The ThinkPad 8 also fell behind in battery life, likely due to its higher-resolution screen and faster processor. The Thinkpad lasted 6 hours and 48 minutes in our battery-rundown test, well behind the nearly 9 hours of Dell's Venue 8 Pro or the whopping 10 hours of Lenovo's other 8 incher, the Miix 2. A day of reading left me with low battery, needing to plug in by late afternoon.
A well-built tablet
The ThinkPad 8's build quality is on par for the brand, meaning it's solid and feels like business-class hardware. The top side is fabricated from aluminum, with a rubber edge to soften its feel, but I wish Lenovo had carried that material around to the back of the tablet. The ThinkPad 8 is comparable in thickness and weight to the Dell Venue 8 Pro (0.35 inches and 0.95 pounds respectively), though its longer screen makes it chassis just a little larger (8.83 inches, compared to 8.5 inches for the Venue 8 Pro). But the ThinkPad 8 has none of the chunk factor of the 64GB Toshiba Encore (which weighs 0.98 pounds); it's comfortable to hold in one hand.
There's a capacitive Start button beneath the display, and a front-facing two-megapixel/1080p camera above it. The 8MP/1080p camera on the back is a nice bump from the more typical 5MP rear camera. But the physical volume and lock buttons on the right side (with the tablet in portrait orientation) are recessed a little too deeply into the frame and are difficult to locate by touch.
I/O ports, meanwhile, are scattered haphazardly around three sides: The mini USB 3.0 data and charging port is on the right, the micro-HDMI and micro-SD card slots are on the left, and the headphone jack is on the bottom. If you want to plug in a monitor and external speakers or headphones while you charge the ThinkPad 8, you'll be stuck in upside-down portrait mode.
Lenovo's optional Quickshot cover ($35) is terrific. It's similar to Apple's Smart Cover for the iPad, in that it connects to the left side of the tablet via magnets, and it functions as a stand that puts the ThinkPad 8 into "tent" mode for hands-free viewing. Fold down the back corner to expose the rear camera lens, and the tablet automatically goes into camera mode. Unfortunately, the micro HDMI and micro SD card slots are also on the left side, so the cover blocks them. Fortunately, the cover is easy to remove when you do need them. Aside from these small annoyances, I highly recommend that anyone buying a ThinkPad 8 toss a Quickshot cover in their shopping basket, too.
The ThinkPad 8's $399 starting price is about $100 higher than the average 8-incher, but you get more processor power, more storage, and higher resolution than those machines deliver. Lenovo also offers a $499 SKU that comes with Windows 8.1 Pro, which adds management features your corporate IT department will appreciate, but you'll give up a free copy of Microsoft Office Home and Student to get it.

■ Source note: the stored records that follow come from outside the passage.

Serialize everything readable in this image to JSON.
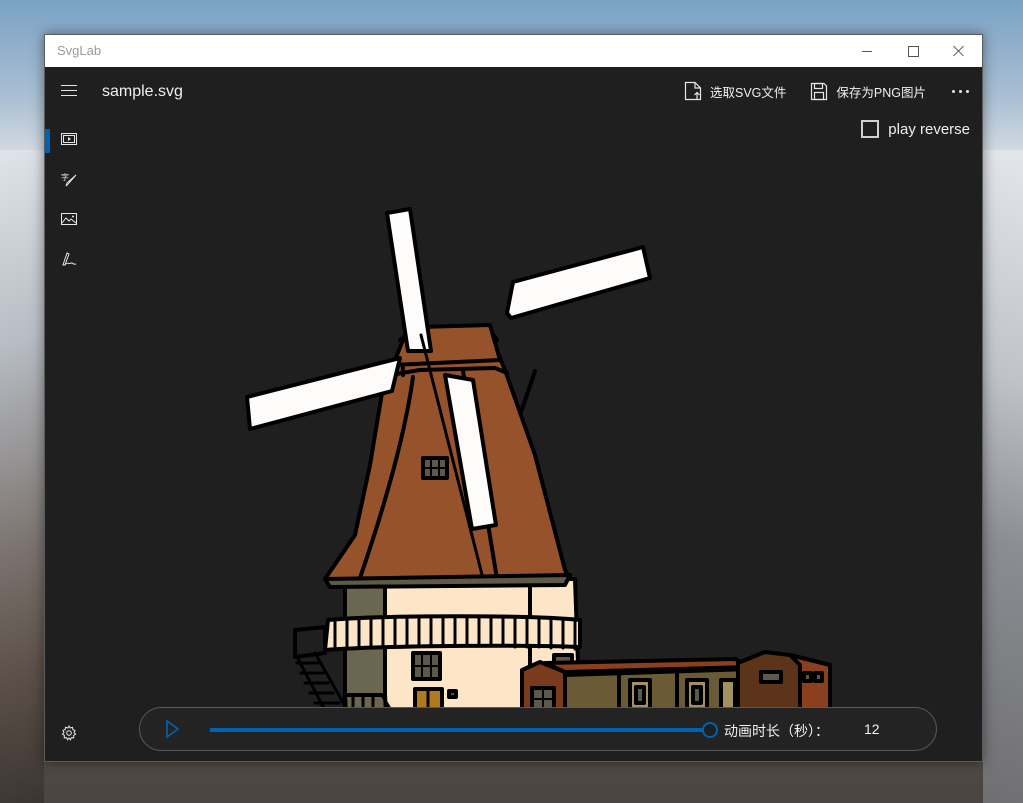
{
  "window": {
    "title": "SvgLab",
    "controls": {
      "minimize": "minimize",
      "maximize": "maximize",
      "close": "close"
    }
  },
  "nav": {
    "items": [
      {
        "id": "player",
        "icon": "video-frame-icon",
        "selected": true
      },
      {
        "id": "text",
        "icon": "text-brush-icon",
        "selected": false
      },
      {
        "id": "image",
        "icon": "image-icon",
        "selected": false
      },
      {
        "id": "signature",
        "icon": "pen-signature-icon",
        "selected": false
      }
    ],
    "settings_icon": "gear-icon"
  },
  "header": {
    "file_name": "sample.svg",
    "commands": [
      {
        "label": "选取SVG文件",
        "icon": "file-upload-icon"
      },
      {
        "label": "保存为PNG图片",
        "icon": "floppy-save-icon"
      }
    ],
    "more_icon": "more-dots-icon"
  },
  "options": {
    "play_reverse_label": "play reverse",
    "play_reverse_checked": false
  },
  "canvas": {
    "subject": "windmill illustration",
    "colors": {
      "roof": "#96522a",
      "wall": "#fde6c7",
      "sail": "#fdfcfa",
      "outline": "#000000",
      "door": "#b07a1f",
      "shed_brown": "#7a3a1e",
      "shed_dark": "#5b3419",
      "shed_olive": "#6b5a36",
      "shed_tan": "#a38f62",
      "side_gray": "#6a6650"
    }
  },
  "player": {
    "play_icon": "play-icon",
    "progress": 1.0,
    "duration_label": "动画时长（秒）：",
    "duration_value": "12"
  },
  "accent": "#0063b1"
}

The shorter battery life and the lack of digitizer pen options are disappointing; in fact, those shortcomings knock the ThinkPad 8 out of the getting-work-done category for me. But those factors might not be showstoppers for you, and I didn't let my personal needs factor too heavily in my final rating.
This story, "Lenovo ThinkPad 8: Fancier CPU and display take a toll on battery life" was originally published by PCWorld.